After my article on how much gold you can keep readers have requested me to write on taxation aspect of profits on sale of gold and its variants. Let us discuss Taxation of gold and gold products.
Article discusses Basic aspects of taxation of gold, Taxation of gold purchased, Taxation on sale of gold received by inheritance or gift, Taxation of Gold Exchange Traded Fund (ETF), Taxation under gold monetisation scheme, Taxation of sovereign gold bonds (SGBs) and Taxation of Digital Gold.
There are many avenues through which one can invest in gold. The major mediums are jewellery, gold coins, gold ETF, Sovereign Gold Bonds (SGB), and Gold Deposit Certificates (GDC). The profits on these products are taxed differently. For the purposes of taxation, we can divide the products into two categories. In the first categories are gold products like jewellery, gold coins and gold ETF and the other category comprises of SGB and GDC . Let us examine the tax implications of both the categories of gold products.
The investments in gold products of the first category are treated as capital asset under the income tax laws so any gains realised over its acquisition cost is taxed under the head “Capital Gains”. However, those who deal in gold as jeweller or bullion traders, the same gets taxed as business profits in respect of their investments in gold/jewellery for business purposes. However, the gold jewellery and gold coins held by these persons as personal investments are treated as capital assets only like other taxpayers. The rate at which your profits on gold products gets taxed depends on the period for which you have held the investments. In case the product is sold after 36motnhs the profits are treated as long term capital gains and taxed at the flat rate of 20% after applying the cost inflation index to the cost of acquisition. In case these are sold within 36 months, the gains are treated as short term capital gains and taxed at the slab rate applicable to you.
Since many of us get the gold jewellery as gift or as inheritance, the cost for the purpose of computing capital gains is taken the cost of purchase for the previous owner who had paid for it. The gift of jewellery received at the occasion of marriage, from certain specified relatives and the one inherited are fully tax free at the time of its receipt. But gift of jewellery from other person are exempt only as long as aggregate of all the gifts in any form received by you during the year does not exceed fifty thousand rupees. Once the aggregate of all the gifts from all the sources excluding the above gifts crosses the magic figure of fifty thousand rupees whole of the value of gifts received by you becomes taxable in your hands. Though the gift from relatives, on the occasion of marriage and as inheritance are fully tax free in your hands but you will have to pay capital gains tax as and when you sell such jewellery in future. For computing the capital gains in such special cases the holding period for capital gains is computed with reference to the period from the date when it was bought by any of the previous owners. For example, for the gold jewellery gifted to you by your mother which she had received from her father at the time of her marriage and which was purchased by your grandfather for Rs one lakhs, then Rs. one Lakhs shall be taken as your cost of acquisition for you at the time of sale. In case the jewellery was bought before April 1, 2001, the market value as on 1st April 2001 is to be taken as your cost and which is to be further increased by applying the cost inflation index. As per the explicit language of the law, the indexation benefit in case of jewellery received by as inheritance/ gift is available only from the year in which you actually received it. However, few of high courts have allowed the benefit of indexations from the year in which the previous owner who had in fact bought it for a consideration.

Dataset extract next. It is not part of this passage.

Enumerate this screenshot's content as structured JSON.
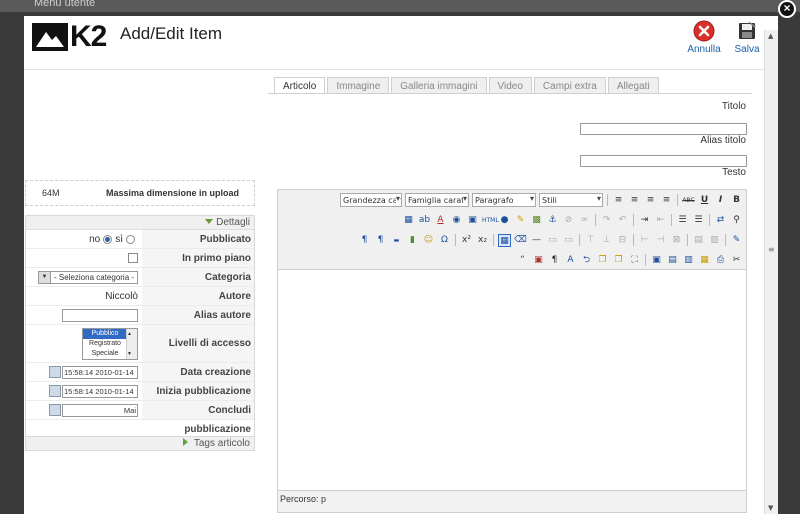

Investments in gold saving funds as well as gold ETFs are treated on par with regular god and therefore the holding period, tax rate and exemption available are also identical to that of physical gold as discussed in the preceding para.
The GDC issued against tender of gold under the Gold Monetisation Scheme 2015 are not capital asset under the income tax laws therefore the appreciation in value during its tenure are fully tax free on redemption/ maturity of such deposits. The interest which you received against these certificates is also exempt from income tax. However, the interest paid by the government on your SGB, which is also part of the gold monetisation scheme, is to be included in your income and gets taxed at your slab rates. The appreciation in value of SGB at the time of its redemption is tax free but if you sell these bonds in open market the profits made will get taxed as capital gains ; short term or long term depending on the holding period. The exemption at the time of redemption is available whether you have originally applied for the SGB or have purchased in the open market regardless of the holding period.

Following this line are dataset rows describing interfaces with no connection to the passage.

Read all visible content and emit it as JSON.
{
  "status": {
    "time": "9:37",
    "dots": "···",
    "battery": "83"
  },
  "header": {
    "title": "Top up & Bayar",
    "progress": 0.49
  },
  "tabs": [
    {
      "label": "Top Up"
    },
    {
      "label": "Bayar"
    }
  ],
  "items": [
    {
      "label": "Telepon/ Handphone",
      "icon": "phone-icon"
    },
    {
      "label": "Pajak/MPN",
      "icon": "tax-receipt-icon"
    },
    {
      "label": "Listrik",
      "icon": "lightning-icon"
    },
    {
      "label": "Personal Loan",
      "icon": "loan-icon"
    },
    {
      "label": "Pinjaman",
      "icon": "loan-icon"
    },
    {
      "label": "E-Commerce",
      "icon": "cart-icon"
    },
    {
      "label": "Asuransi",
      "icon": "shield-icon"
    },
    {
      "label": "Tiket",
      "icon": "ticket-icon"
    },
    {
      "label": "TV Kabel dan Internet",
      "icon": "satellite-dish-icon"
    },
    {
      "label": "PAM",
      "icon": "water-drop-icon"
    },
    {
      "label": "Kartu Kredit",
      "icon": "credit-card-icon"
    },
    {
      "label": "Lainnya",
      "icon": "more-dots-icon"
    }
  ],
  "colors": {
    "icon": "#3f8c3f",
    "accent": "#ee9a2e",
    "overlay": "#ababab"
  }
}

In case you have long term capital gains on sale of any of the above gold products, you can avail exemption under Section 54F provided you invest the sale consideration in buying or constructing a residential house within specified period under Section 54 F of the Income Tax Act. In case you do not invest the full consideration, the exemption will get reduced proportionately.

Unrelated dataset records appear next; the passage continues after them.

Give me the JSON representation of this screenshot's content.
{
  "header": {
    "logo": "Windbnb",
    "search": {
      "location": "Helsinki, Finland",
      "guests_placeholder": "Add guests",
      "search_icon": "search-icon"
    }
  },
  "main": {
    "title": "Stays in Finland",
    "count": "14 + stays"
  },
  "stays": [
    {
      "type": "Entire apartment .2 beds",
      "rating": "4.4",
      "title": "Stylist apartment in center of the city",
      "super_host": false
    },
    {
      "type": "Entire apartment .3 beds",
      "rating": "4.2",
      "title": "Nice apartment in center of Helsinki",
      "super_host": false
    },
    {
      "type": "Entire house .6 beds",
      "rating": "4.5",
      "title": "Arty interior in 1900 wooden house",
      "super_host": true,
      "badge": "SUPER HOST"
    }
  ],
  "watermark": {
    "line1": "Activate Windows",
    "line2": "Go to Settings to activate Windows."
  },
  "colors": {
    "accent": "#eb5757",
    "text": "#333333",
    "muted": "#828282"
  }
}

I am sure by now you have fully understood the tax implications of investing in various gold products. In my opinion if you wish to just invest in gold for long period to take benefit of appreciation in its price, SGB offers you tax efficient avenue of doing so.
Balwant Jain is a tax and investment expert and can be reached on firstname.lastname@example.org and @jainbalwant on twitter.
(Republished with Amendments)